Start of The input

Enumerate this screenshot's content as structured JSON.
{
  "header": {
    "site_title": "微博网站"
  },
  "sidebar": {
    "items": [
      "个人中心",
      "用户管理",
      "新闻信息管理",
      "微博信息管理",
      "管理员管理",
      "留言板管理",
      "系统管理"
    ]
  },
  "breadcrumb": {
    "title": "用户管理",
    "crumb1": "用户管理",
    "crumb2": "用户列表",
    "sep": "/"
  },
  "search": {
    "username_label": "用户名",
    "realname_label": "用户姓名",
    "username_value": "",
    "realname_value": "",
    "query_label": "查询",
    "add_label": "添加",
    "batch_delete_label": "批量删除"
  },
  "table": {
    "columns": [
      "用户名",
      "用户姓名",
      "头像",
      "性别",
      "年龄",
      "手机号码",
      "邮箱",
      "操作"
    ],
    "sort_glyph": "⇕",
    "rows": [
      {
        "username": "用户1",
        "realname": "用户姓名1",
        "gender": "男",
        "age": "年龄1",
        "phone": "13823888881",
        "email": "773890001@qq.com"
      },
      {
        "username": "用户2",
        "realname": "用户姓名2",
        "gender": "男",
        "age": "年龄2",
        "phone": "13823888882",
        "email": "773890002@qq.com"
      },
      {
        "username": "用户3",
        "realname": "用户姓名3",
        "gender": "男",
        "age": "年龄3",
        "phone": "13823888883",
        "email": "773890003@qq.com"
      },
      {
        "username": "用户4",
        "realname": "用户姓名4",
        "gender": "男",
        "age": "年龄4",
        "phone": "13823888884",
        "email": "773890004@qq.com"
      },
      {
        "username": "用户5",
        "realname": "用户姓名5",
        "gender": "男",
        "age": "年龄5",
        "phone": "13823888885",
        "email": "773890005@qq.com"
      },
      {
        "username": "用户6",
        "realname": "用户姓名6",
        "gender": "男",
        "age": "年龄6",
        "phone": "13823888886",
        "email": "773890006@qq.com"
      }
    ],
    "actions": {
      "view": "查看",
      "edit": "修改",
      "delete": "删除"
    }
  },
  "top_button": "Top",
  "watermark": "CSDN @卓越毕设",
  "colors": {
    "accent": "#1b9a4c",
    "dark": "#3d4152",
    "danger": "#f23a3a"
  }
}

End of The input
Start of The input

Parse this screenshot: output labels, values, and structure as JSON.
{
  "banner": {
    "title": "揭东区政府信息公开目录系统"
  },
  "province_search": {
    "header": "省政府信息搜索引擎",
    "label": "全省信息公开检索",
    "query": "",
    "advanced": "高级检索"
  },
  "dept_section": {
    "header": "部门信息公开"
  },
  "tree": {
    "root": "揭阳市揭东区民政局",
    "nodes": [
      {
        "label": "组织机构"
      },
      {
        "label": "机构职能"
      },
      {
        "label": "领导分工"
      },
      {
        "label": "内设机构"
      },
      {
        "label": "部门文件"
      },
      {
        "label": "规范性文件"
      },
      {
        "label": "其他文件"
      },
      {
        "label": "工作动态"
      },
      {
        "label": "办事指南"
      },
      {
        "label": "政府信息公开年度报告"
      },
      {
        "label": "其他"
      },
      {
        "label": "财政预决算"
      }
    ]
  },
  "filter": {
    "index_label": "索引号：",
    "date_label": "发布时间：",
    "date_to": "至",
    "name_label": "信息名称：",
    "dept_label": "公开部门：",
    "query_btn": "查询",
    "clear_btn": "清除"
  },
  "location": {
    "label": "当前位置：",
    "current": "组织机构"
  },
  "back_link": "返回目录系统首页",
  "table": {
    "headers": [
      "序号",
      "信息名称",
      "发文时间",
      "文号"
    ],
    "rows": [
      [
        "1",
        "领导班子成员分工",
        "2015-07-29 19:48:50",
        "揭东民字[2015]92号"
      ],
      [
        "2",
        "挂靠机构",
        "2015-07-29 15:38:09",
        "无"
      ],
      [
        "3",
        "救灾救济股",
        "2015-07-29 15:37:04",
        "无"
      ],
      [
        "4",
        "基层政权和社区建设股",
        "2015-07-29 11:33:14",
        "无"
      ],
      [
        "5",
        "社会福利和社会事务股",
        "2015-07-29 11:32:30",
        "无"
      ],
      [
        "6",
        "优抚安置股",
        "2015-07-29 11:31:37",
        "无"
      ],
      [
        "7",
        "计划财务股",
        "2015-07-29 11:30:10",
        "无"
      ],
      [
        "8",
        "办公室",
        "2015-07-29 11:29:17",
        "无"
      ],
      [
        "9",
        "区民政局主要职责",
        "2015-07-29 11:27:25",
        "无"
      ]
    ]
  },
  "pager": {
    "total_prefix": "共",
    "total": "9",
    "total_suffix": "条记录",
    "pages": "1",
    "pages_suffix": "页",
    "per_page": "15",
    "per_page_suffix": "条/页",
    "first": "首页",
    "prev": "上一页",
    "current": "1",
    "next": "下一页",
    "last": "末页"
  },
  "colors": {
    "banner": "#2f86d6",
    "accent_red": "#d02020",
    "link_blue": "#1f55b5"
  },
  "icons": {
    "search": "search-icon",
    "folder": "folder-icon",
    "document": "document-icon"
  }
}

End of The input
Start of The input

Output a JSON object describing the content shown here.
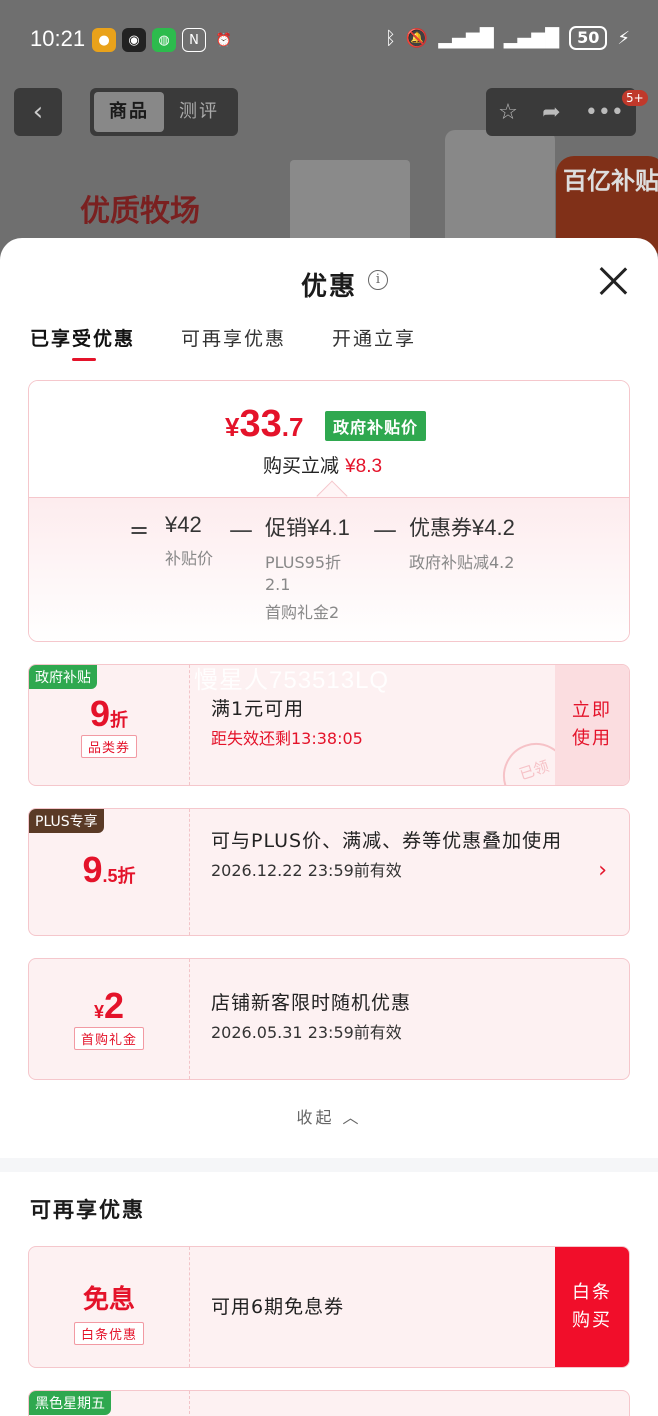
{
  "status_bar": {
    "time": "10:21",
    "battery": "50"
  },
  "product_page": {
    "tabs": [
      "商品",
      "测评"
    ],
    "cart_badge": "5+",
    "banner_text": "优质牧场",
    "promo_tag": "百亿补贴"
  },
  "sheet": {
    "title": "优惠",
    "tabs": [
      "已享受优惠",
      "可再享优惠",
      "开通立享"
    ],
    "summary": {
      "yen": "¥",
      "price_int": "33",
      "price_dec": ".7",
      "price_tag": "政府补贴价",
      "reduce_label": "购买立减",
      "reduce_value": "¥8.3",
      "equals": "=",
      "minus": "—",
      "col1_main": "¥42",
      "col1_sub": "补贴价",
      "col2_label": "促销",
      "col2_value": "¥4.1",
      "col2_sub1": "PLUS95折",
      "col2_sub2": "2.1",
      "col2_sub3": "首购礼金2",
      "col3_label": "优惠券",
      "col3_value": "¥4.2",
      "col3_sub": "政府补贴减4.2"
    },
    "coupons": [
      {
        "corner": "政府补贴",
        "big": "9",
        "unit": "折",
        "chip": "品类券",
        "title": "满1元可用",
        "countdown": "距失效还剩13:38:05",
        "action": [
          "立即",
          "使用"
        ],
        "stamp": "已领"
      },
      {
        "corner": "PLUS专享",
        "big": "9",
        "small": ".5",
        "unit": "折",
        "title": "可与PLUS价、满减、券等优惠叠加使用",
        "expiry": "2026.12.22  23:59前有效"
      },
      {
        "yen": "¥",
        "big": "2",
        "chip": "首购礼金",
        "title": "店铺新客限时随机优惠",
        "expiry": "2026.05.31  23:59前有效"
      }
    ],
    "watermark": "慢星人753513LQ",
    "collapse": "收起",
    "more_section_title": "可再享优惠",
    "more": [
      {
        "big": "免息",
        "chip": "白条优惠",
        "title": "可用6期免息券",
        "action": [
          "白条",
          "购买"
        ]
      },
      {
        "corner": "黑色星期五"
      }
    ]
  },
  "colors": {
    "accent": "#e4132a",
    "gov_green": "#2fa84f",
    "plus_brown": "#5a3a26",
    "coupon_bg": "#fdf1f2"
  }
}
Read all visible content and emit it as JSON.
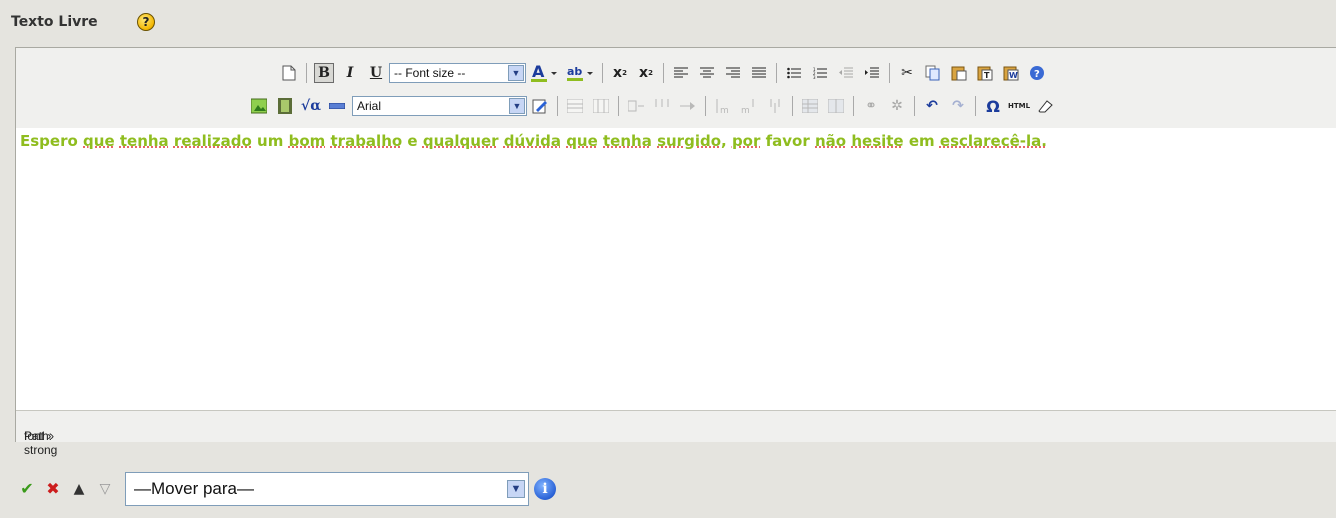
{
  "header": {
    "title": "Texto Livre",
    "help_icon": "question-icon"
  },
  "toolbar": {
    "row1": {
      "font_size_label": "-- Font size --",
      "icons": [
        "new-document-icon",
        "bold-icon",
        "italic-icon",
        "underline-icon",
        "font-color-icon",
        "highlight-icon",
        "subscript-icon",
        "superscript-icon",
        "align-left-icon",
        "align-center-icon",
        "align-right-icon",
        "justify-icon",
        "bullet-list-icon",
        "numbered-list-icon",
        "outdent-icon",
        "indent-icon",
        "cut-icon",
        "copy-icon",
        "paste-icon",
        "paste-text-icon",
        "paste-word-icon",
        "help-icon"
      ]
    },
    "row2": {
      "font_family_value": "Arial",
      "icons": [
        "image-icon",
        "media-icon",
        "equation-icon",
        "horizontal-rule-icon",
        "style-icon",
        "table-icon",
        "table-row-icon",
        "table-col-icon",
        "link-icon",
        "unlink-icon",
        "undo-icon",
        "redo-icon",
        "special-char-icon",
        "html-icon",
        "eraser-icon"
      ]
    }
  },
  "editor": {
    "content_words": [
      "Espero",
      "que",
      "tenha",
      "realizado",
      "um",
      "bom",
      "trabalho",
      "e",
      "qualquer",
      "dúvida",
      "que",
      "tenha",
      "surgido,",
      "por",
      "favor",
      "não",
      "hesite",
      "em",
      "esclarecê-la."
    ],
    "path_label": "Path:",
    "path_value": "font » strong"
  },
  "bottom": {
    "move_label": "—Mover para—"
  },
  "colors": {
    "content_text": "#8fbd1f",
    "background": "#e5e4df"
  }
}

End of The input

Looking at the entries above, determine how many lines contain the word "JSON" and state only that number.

Reply to the exercise: 4